Crate training is always a topic of discussion among dog owners. Some owners see it as confining their dog, while others view the practice as a positive environment for their dog to rest and stay safe.
The fact of the matter is that most veterinarians and trainers recommend crate training, especially from a young age.
If you’re on the fence, you’ll benefit from understanding the ins and outs of crate training. Let’s start by taking a look at the purpose.
What Is the Purpose of Crate Training?
In terms of why people crate train, it comes down to safety, security, and prevention.
A crate is a place for your dog to be when you’re not around or are unable to supervise them for a short period of time. When trained properly, your dog will come to view their crate as a sanctuary: somewhere they can rest and let their guard down.
Crate training is also a helpful tool when house training a puppy. Dogs will typically avoid going to the bathroom where they sleep. Keep in mind, however, that there is a limit to how far you can and should push that boundary. You never want your dog to be uncomfortable or unable to relieve themselves when needed.
How to Crate Train Your Dog

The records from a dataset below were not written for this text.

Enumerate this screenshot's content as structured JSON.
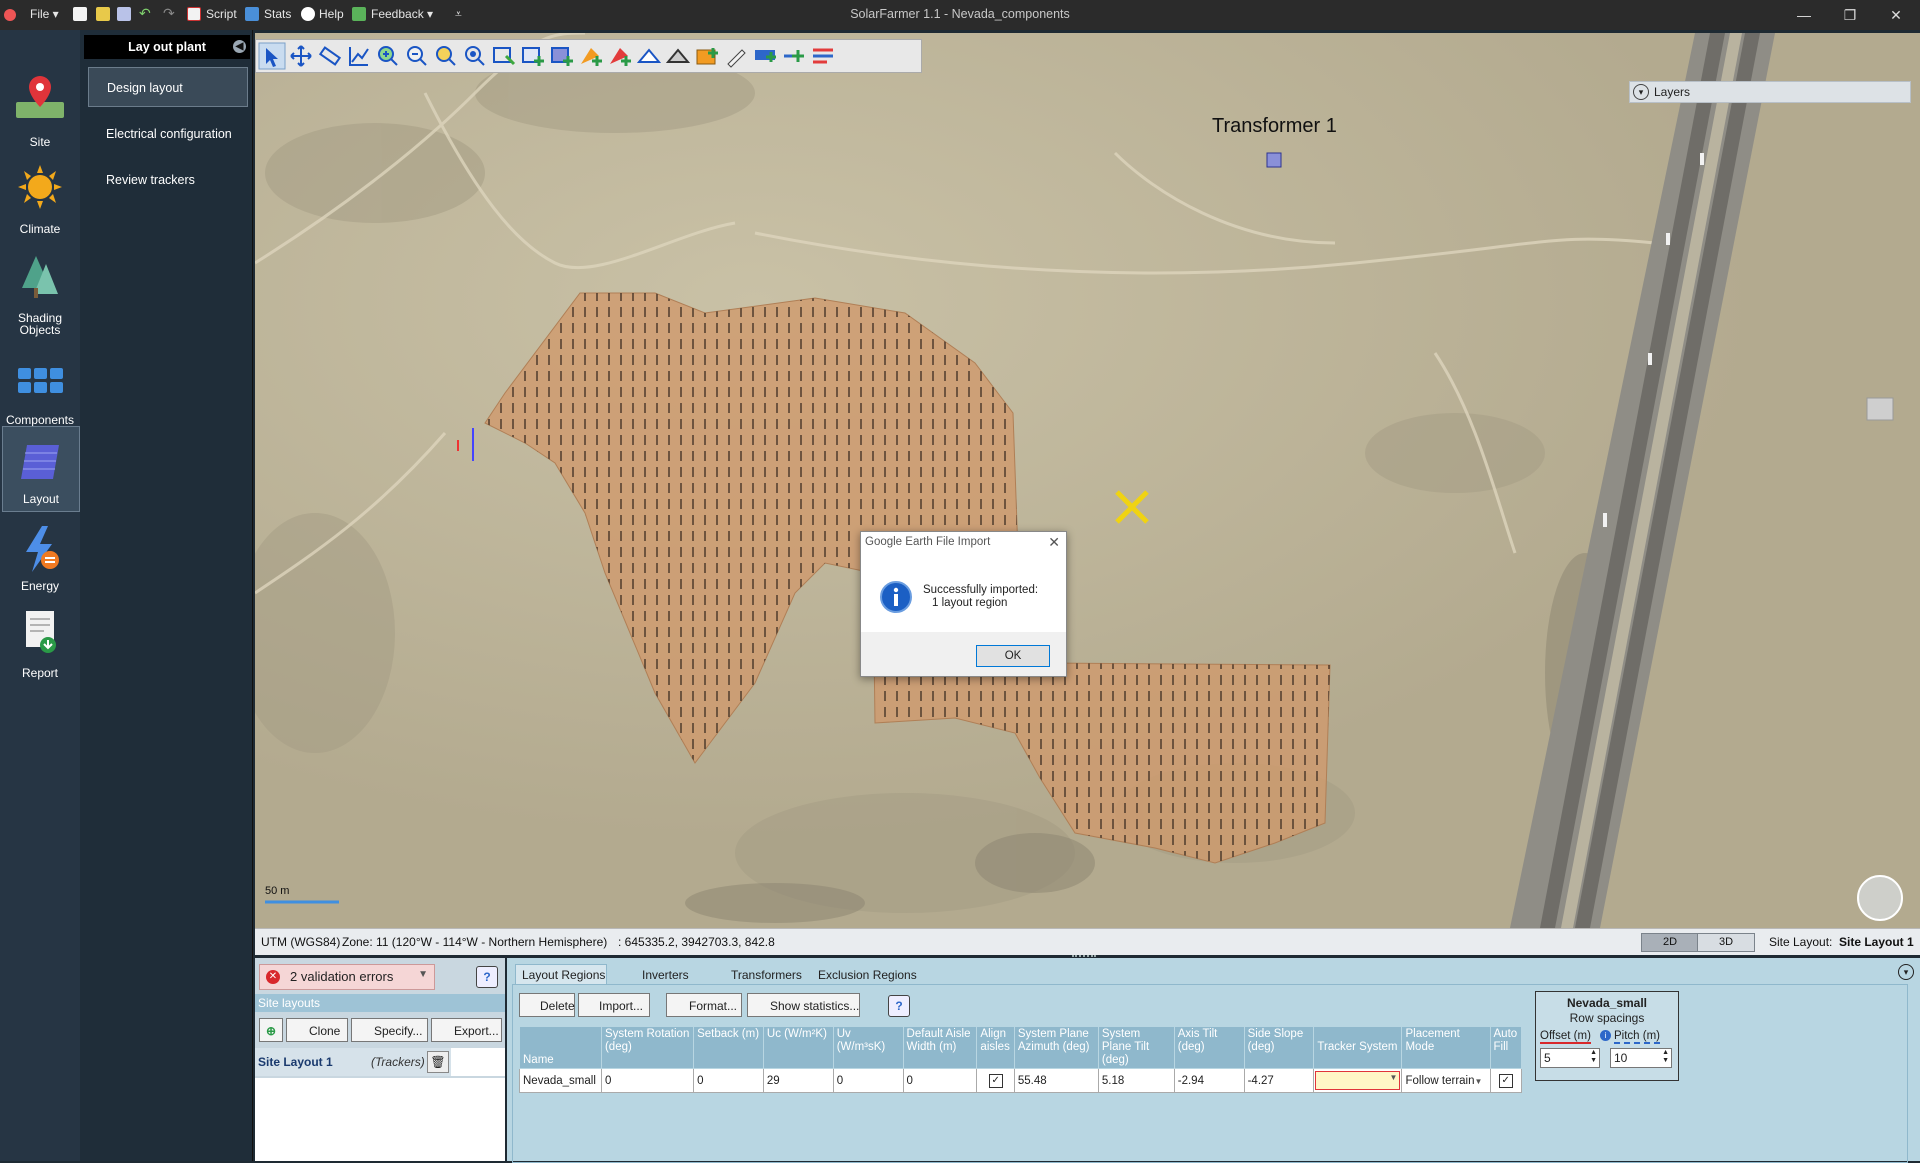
{
  "window": {
    "title": "SolarFarmer 1.1 - Nevada_components",
    "menu": {
      "file": "File",
      "script": "Script",
      "stats": "Stats",
      "help": "Help",
      "feedback": "Feedback"
    },
    "controls": {
      "minimize": "—",
      "restore": "❐",
      "close": "✕"
    }
  },
  "rail": {
    "items": [
      {
        "label": "Site",
        "icon": "map-pin-icon"
      },
      {
        "label": "Climate",
        "icon": "sun-icon"
      },
      {
        "label": "Shading\nObjects",
        "icon": "trees-icon"
      },
      {
        "label": "Components",
        "icon": "grid-icon"
      },
      {
        "label": "Layout",
        "icon": "panel-icon"
      },
      {
        "label": "Energy",
        "icon": "lightning-icon"
      },
      {
        "label": "Report",
        "icon": "report-icon"
      }
    ]
  },
  "subpanel": {
    "heading": "Lay out plant",
    "items": [
      "Design layout",
      "Electrical configuration",
      "Review trackers"
    ]
  },
  "map": {
    "layers_label": "Layers",
    "transformer_label": "Transformer 1",
    "scale_label": "50 m"
  },
  "statusbar": {
    "crs": "UTM (WGS84)",
    "zone": "Zone: 11 (120°W - 114°W - Northern Hemisphere)",
    "coords": ": 645335.2, 3942703.3, 842.8",
    "view_2d": "2D",
    "view_3d": "3D",
    "site_layout_label": "Site Layout:",
    "site_layout_value": "Site Layout 1"
  },
  "dialog": {
    "title": "Google Earth File Import",
    "message_line1": "Successfully imported:",
    "message_line2": "1 layout region",
    "ok": "OK"
  },
  "bottom_left": {
    "validation": "2 validation errors",
    "site_layouts_heading": "Site layouts",
    "clone": "Clone",
    "specify": "Specify...",
    "export": "Export...",
    "layout_name": "Site Layout 1",
    "layout_type": "(Trackers)"
  },
  "bottom_right": {
    "tabs": [
      "Layout Regions",
      "Inverters",
      "Transformers",
      "Exclusion Regions"
    ],
    "buttons": {
      "delete": "Delete",
      "import": "Import...",
      "format": "Format...",
      "stats": "Show statistics..."
    },
    "columns": [
      "Name",
      "System Rotation (deg)",
      "Setback (m)",
      "Uc (W/m²K)",
      "Uv (W/m³sK)",
      "Default Aisle Width (m)",
      "Align aisles",
      "System Plane Azimuth (deg)",
      "System Plane Tilt (deg)",
      "Axis Tilt (deg)",
      "Side Slope (deg)",
      "Tracker System",
      "Placement Mode",
      "Auto Fill"
    ],
    "row": {
      "name": "Nevada_small",
      "rotation": "0",
      "setback": "0",
      "uc": "29",
      "uv": "0",
      "aisle": "0",
      "align": "✓",
      "azimuth": "55.48",
      "tilt": "5.18",
      "axis_tilt": "-2.94",
      "side_slope": "-4.27",
      "tracker": "",
      "placement": "Follow terrain",
      "autofill": "✓"
    },
    "spacing": {
      "region": "Nevada_small",
      "subtitle": "Row spacings",
      "offset_label": "Offset (m)",
      "pitch_label": "Pitch (m)",
      "offset_value": "5",
      "pitch_value": "10"
    }
  }
}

How you go about the crate training process and what type of environmental precedent you set will significantly impact how your dog perceives their crate.
It’s essential to take the process slow and look for signs from your dog that they are on board with what’s happening. If not, you may need to back up a step or reevaluate if crate training suits the two of you.
Choose the Right Crate
You want to find the best crate possible for your dog. You’ll need not only to consider their size but their temperament as well.
You never want to put your dog in a dangerous position, so be mindful of the crate material you choose. Overall, you want a crate that’s comfortable, durable, and flexible with the type of training you are doing. The two most common types of crates are kennel or airline crates, which are mostly enclosed, and wire crates.
When it comes to your dog’s size, you do not want their crate to be too big. This may seem counterintuitive, but a crate much larger than your dog increases the risk of accidents and injuries. If you are crate training a puppy and don’t want to invest in crates of multiple sizes, you can buy one that will be right for their adult size and get a divider that will let you open up the crate as they get bigger.
Create a Calm Environment
Remember: you want your dog’s crate to be a calm, safe environment. This means it’s best to introduce the crate or work on crate training when they are already in a calm state.
Take your dog for a walk or have some dedicated playtime — whether that’s flaying fetch, working on commands, or socializing with other dogs. After physical and mental exercise, your dog will likely want to sleep, which is the perfect time to work on crate training. Eventually, they will view the crate as a place to rest.
Consider the Surface
Different dogs have different needs. Depending on your dog’s behavior, you may find it’s best to have a dog bed or crate mat for them to rest on. If they have the urge to tear apart the material or relieve themselves, it might be best to leave the crate empty. Many dogs actually prefer the hard surface. It may take trial and error before you find what works best for your pet.
Have Treats on Hand
Positive reinforcement is crucial when crate training. Encourage your dog to enter their crate by leaving treats inside when you’re home and the crate door is open. If you see they are going in by themselves to rest, treats! Set up a treat schedule that works for you and your dog.
Remove Tags and Collars
Remove your dog’s collars and tags when they are in their crate. Failing to do so could be dangerous, especially if a tag were to get caught in the crate. The same goes for toys. You do not want anything in your dog’s crate that they could potentially choke on. While they may love their toys, leaving those for supervised playtime is best.
Be Mindful of the Time
You will likely want to ease your dog into crate training. Start with a few minutes at a time and work your way up. The first few times might be a five-minute experience where you crate your dog and sit on your front porch. The next step could be a quick trip to the grocery store. Before you know it, your dog will be safe and comfortable in their crate for extended periods of time.
Remember, however, to always keep the time in mind, as your dog will need to eat, drink, and relieve themselves to ensure their needs are met.
No matter your dog’s age, it can take time for them to learn their crate is a safe space, a den of sorts. It’s easy to get frustrated if training isn’t going as planned, but remember that there will be ups and downs. Expect at least six months of crate training, but know that some dogs take to crate training faster or slower.
To Crate or Not to Crate?
At Greenlin Pet Resorts, we understand the struggle some dog owners face when it comes to crating. Fortunately, you have options. If you are going to work, planning to be out of the house for an extended period of time, or even planning a trip, we have the services you need to make sure your pet receives the best care.
Join us for dog daycare, where your pet can play and romp with other dogs in a safe environment. Looking to vacay somewhere you can’t take your dog? We also offer pet boarding solutions so you and your dog can both relax. Want to learn more? Get in touch with us today, or visit one of our five central PA locations.